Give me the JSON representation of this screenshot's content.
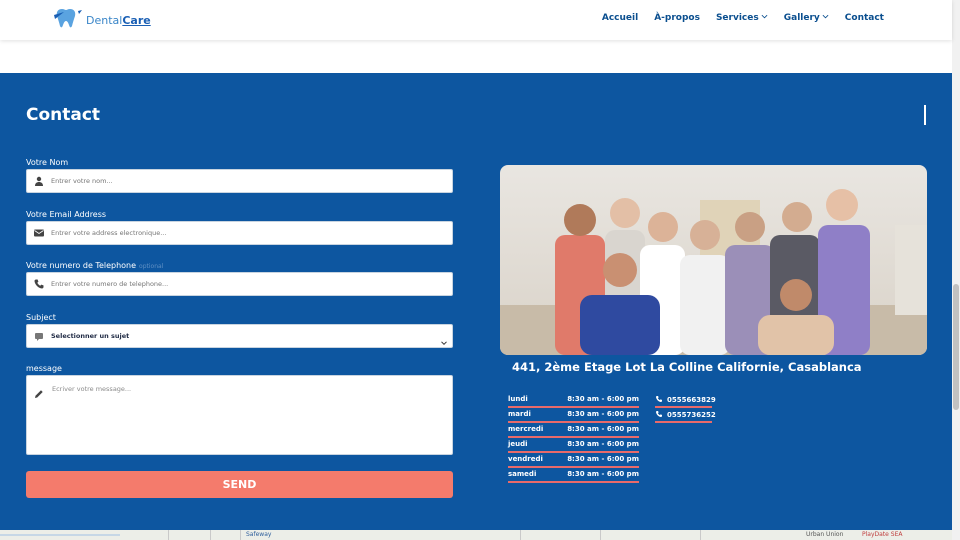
{
  "brand": {
    "name_part1": "Dental",
    "name_part2": "Care",
    "logo_icon": "tooth-icon"
  },
  "nav": {
    "items": [
      {
        "label": "Accueil",
        "has_dropdown": false
      },
      {
        "label": "À-propos",
        "has_dropdown": false
      },
      {
        "label": "Services",
        "has_dropdown": true
      },
      {
        "label": "Gallery",
        "has_dropdown": true
      },
      {
        "label": "Contact",
        "has_dropdown": false
      }
    ]
  },
  "contact": {
    "title": "Contact",
    "form": {
      "name_label": "Votre Nom",
      "name_placeholder": "Entrer votre nom...",
      "email_label": "Votre Email Address",
      "email_placeholder": "Entrer votre address electronique...",
      "phone_label": "Votre numero de Telephone",
      "phone_optional": "optional",
      "phone_placeholder": "Entrer votre numero de telephone...",
      "subject_label": "Subject",
      "subject_selected": "Selectionner un sujet",
      "message_label": "message",
      "message_placeholder": "Ecriver votre message...",
      "send_label": "SEND"
    },
    "address": "441, 2ème Etage Lot La Colline Californie, Casablanca",
    "hours": [
      {
        "day": "lundi",
        "time": "8:30 am - 6:00 pm"
      },
      {
        "day": "mardi",
        "time": "8:30 am - 6:00 pm"
      },
      {
        "day": "mercredi",
        "time": "8:30 am - 6:00 pm"
      },
      {
        "day": "jeudi",
        "time": "8:30 am - 6:00 pm"
      },
      {
        "day": "vendredi",
        "time": "8:30 am - 6:00 pm"
      },
      {
        "day": "samedi",
        "time": "8:30 am - 6:00 pm"
      }
    ],
    "phones": [
      "0555663829",
      "0555736252"
    ]
  },
  "map": {
    "labels": [
      "Safeway",
      "Urban Union",
      "PlayDate SEA"
    ]
  },
  "colors": {
    "primary_blue": "#0d56a0",
    "nav_text": "#0b4f8f",
    "send_button": "#f47b6c",
    "underline": "#e86a6a"
  }
}
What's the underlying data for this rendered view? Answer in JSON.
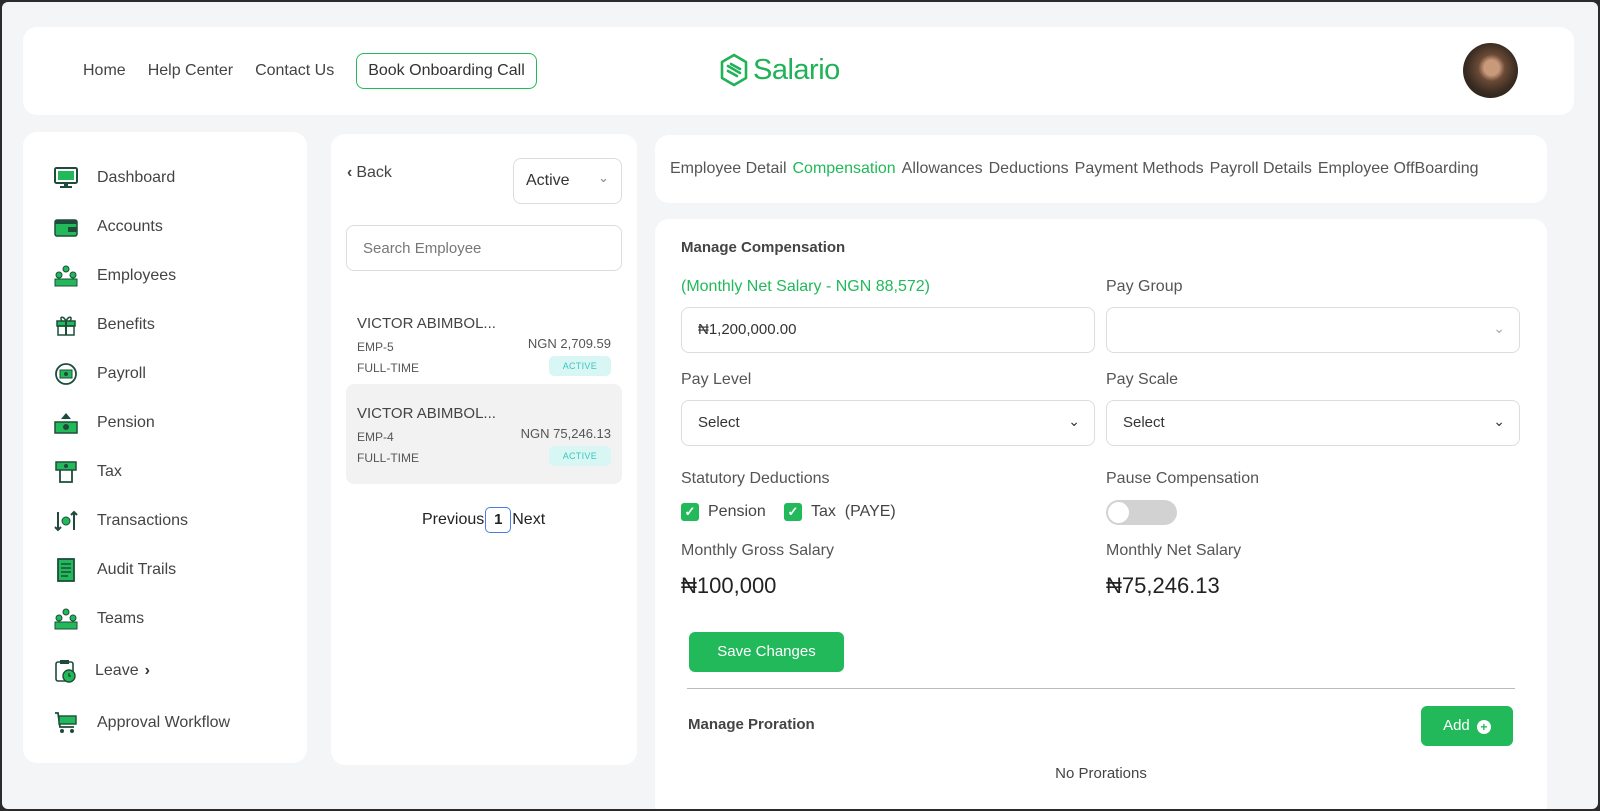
{
  "header": {
    "nav": [
      "Home",
      "Help Center",
      "Contact Us"
    ],
    "cta": "Book Onboarding Call",
    "logo_text": "Salario",
    "brand_color": "#22b95a"
  },
  "sidebar": {
    "items": [
      {
        "label": "Dashboard",
        "icon": "monitor-icon"
      },
      {
        "label": "Accounts",
        "icon": "wallet-icon"
      },
      {
        "label": "Employees",
        "icon": "people-icon"
      },
      {
        "label": "Benefits",
        "icon": "gift-icon"
      },
      {
        "label": "Payroll",
        "icon": "cash-cycle-icon"
      },
      {
        "label": "Pension",
        "icon": "pension-icon"
      },
      {
        "label": "Tax",
        "icon": "tax-icon"
      },
      {
        "label": "Transactions",
        "icon": "transactions-icon"
      },
      {
        "label": "Audit Trails",
        "icon": "document-icon"
      },
      {
        "label": "Teams",
        "icon": "team-icon"
      },
      {
        "label": "Leave",
        "icon": "calendar-clock-icon"
      },
      {
        "label": "Approval Workflow",
        "icon": "cart-icon"
      }
    ]
  },
  "list": {
    "back_label": "Back",
    "status_value": "Active",
    "search_placeholder": "Search Employee",
    "employees": [
      {
        "name": "VICTOR ABIMBOL...",
        "code": "EMP-5",
        "type": "FULL-TIME",
        "amount": "NGN 2,709.59",
        "status": "ACTIVE"
      },
      {
        "name": "VICTOR ABIMBOL...",
        "code": "EMP-4",
        "type": "FULL-TIME",
        "amount": "NGN 75,246.13",
        "status": "ACTIVE"
      }
    ],
    "pager": {
      "prev": "Previous",
      "page": "1",
      "next": "Next"
    }
  },
  "tabs": [
    "Employee Detail",
    "Compensation",
    "Allowances",
    "Deductions",
    "Payment Methods",
    "Payroll Details",
    "Employee OffBoarding"
  ],
  "form": {
    "title": "Manage Compensation",
    "net_label": "(Monthly Net Salary - NGN 88,572)",
    "salary_value": "₦1,200,000.00",
    "pay_group_label": "Pay Group",
    "pay_group_value": "",
    "pay_level_label": "Pay Level",
    "pay_level_value": "Select",
    "pay_scale_label": "Pay Scale",
    "pay_scale_value": "Select",
    "statutory_label": "Statutory Deductions",
    "pension_label": "Pension",
    "tax_label": "Tax  (PAYE)",
    "pause_label": "Pause Compensation",
    "pause_on": false,
    "gross_label": "Monthly Gross Salary",
    "gross_value": "₦100,000",
    "net_salary_label": "Monthly Net Salary",
    "net_salary_value": "₦75,246.13",
    "save_label": "Save Changes",
    "proration_title": "Manage Proration",
    "add_label": "Add",
    "no_prorations": "No Prorations"
  }
}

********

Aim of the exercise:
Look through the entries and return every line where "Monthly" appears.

Response to this exercise:
    "net_label": "(Monthly Net Salary - NGN 88,572)",
    "gross_label": "Monthly Gross Salary",
    "net_salary_label": "Monthly Net Salary",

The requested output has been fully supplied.